Since only the total matters, count the lines of these entries containing the word "Storage" and write that total alone.

-------- Records supplied --------

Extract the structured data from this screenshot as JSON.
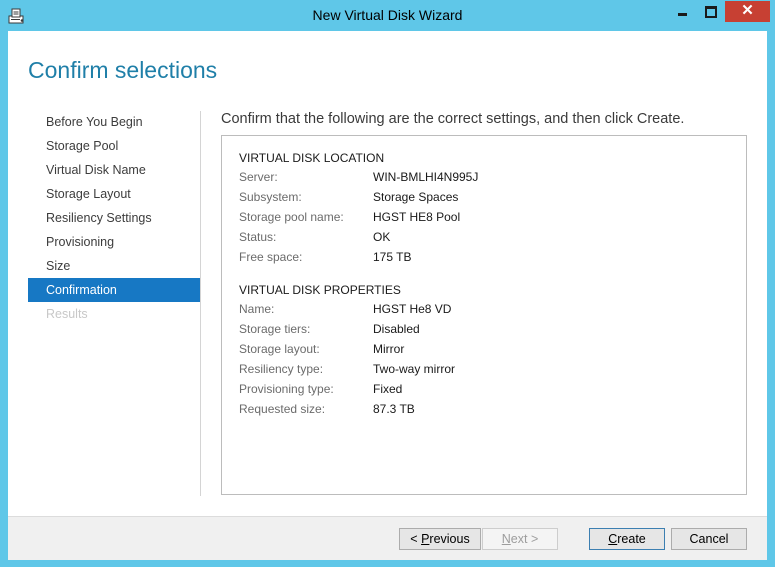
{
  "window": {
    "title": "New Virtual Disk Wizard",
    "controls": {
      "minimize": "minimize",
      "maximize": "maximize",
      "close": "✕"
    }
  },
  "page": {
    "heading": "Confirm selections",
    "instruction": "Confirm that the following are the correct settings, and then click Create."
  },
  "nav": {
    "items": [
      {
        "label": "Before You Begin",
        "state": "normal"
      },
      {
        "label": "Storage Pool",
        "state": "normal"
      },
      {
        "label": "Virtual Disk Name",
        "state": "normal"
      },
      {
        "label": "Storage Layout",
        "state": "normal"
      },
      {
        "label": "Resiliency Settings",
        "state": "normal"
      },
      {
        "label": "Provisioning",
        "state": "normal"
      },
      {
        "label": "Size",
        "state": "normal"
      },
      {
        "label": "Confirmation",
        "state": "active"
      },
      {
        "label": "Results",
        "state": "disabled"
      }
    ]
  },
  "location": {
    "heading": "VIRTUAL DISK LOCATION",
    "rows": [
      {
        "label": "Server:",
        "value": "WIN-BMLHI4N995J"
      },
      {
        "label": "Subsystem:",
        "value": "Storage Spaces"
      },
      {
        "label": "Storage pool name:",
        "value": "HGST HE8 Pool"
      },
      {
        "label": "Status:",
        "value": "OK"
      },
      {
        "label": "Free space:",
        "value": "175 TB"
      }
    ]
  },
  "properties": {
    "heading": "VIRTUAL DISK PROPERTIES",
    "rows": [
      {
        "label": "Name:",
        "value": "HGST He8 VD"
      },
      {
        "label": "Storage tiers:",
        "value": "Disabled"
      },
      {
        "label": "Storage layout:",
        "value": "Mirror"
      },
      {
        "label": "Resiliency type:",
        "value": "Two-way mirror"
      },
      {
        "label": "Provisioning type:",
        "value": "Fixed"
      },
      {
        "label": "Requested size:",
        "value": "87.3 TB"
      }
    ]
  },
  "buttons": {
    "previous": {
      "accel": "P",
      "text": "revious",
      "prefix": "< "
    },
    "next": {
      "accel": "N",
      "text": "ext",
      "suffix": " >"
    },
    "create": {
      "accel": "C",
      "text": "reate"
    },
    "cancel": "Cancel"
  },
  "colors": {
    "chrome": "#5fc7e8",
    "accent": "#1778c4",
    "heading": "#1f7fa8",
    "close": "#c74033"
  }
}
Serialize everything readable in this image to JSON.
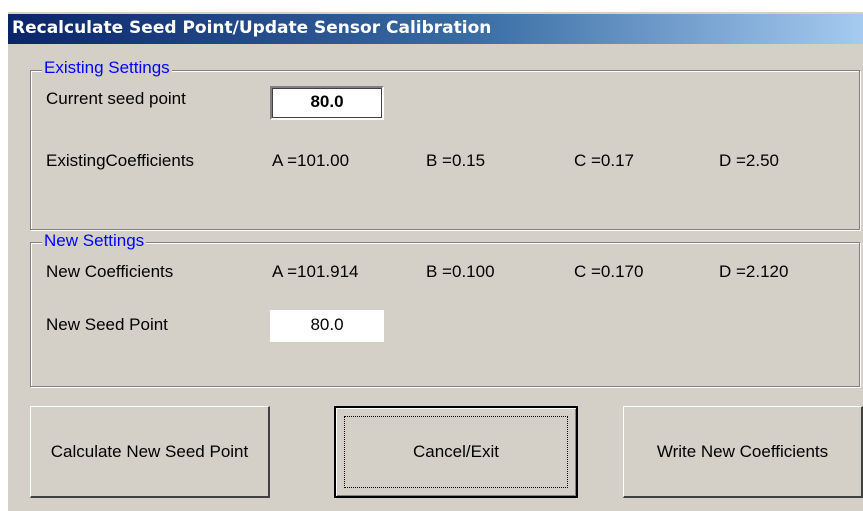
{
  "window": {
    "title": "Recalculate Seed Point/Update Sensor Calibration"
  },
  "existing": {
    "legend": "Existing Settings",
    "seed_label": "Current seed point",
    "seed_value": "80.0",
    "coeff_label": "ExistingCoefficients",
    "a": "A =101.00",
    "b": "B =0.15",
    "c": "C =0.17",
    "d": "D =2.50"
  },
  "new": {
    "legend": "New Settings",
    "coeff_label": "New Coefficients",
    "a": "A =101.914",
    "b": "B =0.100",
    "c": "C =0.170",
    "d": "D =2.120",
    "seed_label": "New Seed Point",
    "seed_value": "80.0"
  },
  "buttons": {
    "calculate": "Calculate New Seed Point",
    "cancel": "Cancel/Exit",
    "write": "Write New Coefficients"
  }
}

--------
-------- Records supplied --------

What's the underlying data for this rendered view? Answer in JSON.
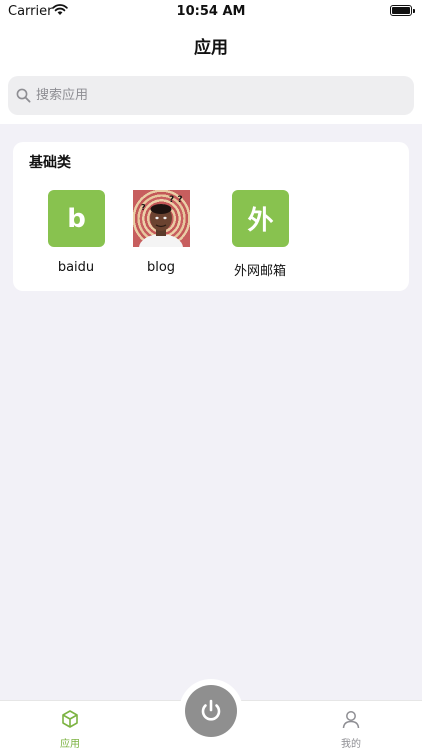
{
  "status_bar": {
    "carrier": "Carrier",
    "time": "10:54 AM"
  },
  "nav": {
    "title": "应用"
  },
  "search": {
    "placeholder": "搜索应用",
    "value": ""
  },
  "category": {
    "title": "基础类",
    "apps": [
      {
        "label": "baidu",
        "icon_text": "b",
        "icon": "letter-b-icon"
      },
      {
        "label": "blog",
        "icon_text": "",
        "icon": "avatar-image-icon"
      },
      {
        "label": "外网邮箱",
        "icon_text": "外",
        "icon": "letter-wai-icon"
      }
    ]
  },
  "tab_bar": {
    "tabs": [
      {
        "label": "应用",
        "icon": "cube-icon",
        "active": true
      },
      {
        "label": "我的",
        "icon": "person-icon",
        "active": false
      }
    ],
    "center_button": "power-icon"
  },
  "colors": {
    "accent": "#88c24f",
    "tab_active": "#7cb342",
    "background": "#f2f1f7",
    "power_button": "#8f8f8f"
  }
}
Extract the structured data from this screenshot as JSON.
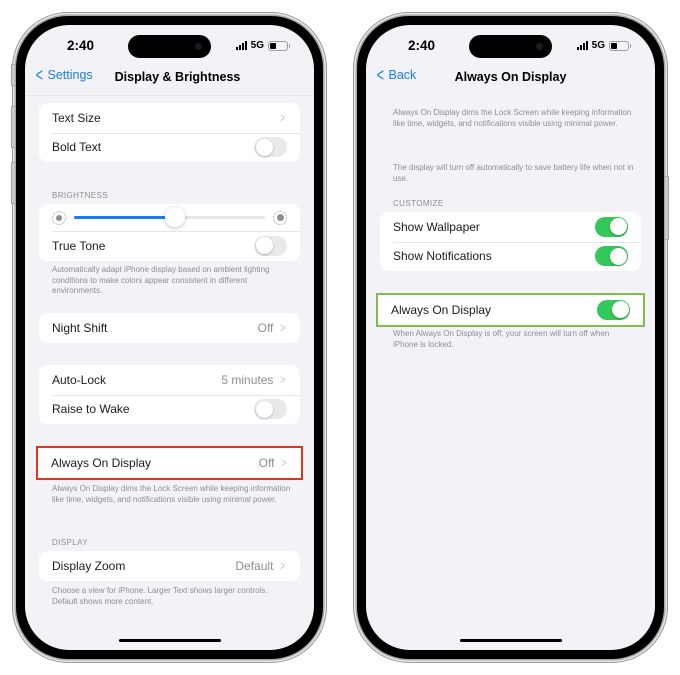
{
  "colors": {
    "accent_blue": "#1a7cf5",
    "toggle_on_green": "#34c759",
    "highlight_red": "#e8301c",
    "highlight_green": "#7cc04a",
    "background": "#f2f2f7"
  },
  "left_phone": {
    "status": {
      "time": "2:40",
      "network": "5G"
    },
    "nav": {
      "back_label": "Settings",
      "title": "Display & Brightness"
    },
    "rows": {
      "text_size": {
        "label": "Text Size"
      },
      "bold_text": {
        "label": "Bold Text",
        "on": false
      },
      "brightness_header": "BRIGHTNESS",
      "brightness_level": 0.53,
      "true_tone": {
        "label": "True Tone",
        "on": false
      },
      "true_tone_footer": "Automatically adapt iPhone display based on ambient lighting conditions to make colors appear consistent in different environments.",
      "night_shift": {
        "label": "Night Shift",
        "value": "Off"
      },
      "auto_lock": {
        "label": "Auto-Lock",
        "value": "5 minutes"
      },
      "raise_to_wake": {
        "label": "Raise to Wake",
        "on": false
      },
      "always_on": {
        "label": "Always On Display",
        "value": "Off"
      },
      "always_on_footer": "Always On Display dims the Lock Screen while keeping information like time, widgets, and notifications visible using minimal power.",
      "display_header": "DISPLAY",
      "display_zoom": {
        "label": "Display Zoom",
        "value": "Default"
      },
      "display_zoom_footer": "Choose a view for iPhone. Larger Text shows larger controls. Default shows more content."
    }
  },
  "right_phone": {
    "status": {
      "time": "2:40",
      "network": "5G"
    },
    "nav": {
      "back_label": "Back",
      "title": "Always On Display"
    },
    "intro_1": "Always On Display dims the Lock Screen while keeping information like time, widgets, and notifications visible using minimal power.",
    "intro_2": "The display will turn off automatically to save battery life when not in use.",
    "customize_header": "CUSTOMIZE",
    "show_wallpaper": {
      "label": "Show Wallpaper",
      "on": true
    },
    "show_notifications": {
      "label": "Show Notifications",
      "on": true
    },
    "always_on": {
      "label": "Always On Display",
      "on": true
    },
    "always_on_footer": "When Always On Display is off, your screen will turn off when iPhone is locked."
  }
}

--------

* [Solved exercise] 6